▶ _Instructions to follow_:
Pick the lines holding the string "this" out of the records and copy them.

Data about app and page elements

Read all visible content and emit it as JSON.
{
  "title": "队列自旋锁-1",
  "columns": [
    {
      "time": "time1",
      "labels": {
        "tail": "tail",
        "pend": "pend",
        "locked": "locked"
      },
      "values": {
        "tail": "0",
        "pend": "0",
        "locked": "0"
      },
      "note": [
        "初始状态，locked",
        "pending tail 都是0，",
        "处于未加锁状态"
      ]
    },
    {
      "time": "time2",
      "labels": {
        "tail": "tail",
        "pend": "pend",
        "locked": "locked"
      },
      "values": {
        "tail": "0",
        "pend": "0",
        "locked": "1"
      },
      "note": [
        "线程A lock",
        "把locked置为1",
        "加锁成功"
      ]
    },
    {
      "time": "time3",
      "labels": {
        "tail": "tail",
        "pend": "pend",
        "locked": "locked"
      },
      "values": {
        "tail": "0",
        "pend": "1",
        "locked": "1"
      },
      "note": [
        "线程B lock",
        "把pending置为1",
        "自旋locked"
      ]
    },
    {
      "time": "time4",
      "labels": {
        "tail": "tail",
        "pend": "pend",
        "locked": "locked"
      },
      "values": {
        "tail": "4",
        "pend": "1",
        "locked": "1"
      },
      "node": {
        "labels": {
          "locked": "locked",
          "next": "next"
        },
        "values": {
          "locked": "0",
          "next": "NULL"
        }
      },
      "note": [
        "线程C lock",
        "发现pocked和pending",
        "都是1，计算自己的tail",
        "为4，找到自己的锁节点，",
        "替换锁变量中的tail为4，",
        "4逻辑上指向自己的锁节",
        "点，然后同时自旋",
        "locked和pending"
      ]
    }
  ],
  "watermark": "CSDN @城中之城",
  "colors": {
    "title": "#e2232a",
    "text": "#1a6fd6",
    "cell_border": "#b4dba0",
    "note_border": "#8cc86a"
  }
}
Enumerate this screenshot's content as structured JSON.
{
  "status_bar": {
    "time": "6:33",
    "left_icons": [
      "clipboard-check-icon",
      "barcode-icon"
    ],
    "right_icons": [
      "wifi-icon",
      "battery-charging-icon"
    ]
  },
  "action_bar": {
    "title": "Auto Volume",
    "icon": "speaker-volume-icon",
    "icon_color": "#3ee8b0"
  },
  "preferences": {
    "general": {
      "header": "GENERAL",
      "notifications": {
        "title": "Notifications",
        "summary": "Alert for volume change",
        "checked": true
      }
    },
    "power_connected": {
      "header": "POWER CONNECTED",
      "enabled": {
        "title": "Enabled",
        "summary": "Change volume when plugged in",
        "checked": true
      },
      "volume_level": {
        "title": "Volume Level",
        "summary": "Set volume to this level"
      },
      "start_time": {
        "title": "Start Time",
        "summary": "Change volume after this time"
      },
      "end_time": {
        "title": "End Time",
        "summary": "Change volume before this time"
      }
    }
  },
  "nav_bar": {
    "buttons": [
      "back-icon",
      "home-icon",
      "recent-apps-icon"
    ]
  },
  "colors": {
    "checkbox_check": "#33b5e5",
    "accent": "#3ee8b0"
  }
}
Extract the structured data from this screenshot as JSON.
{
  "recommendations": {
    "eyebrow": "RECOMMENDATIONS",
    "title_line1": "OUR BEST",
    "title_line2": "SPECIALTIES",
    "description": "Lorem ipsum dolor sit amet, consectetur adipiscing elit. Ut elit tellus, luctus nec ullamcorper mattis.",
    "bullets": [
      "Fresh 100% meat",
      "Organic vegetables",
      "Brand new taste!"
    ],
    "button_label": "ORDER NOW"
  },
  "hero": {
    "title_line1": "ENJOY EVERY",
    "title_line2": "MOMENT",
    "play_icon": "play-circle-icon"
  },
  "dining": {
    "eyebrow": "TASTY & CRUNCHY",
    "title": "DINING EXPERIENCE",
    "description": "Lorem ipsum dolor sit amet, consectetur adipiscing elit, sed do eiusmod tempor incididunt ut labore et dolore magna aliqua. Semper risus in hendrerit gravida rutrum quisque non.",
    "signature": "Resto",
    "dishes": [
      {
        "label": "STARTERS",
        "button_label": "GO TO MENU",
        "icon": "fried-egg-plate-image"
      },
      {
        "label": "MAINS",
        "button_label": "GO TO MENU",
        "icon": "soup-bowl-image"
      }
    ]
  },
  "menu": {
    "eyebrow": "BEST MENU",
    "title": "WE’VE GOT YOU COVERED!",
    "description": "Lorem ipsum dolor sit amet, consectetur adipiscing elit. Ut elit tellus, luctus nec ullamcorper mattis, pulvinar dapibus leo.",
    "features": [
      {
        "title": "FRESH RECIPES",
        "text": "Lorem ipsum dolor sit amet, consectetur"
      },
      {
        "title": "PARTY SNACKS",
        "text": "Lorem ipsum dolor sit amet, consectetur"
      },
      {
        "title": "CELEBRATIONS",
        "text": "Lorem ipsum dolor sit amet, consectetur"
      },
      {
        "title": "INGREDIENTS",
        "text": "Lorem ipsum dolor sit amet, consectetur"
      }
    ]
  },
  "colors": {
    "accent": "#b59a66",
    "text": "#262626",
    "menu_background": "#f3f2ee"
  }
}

▶ _Exercise answer_:
Enumerate this screenshot's content as structured JSON.
        "summary": "Set volume to this level"
        "summary": "Change volume after this time"
        "summary": "Change volume before this time"
Extract the structured data from this screenshot as JSON.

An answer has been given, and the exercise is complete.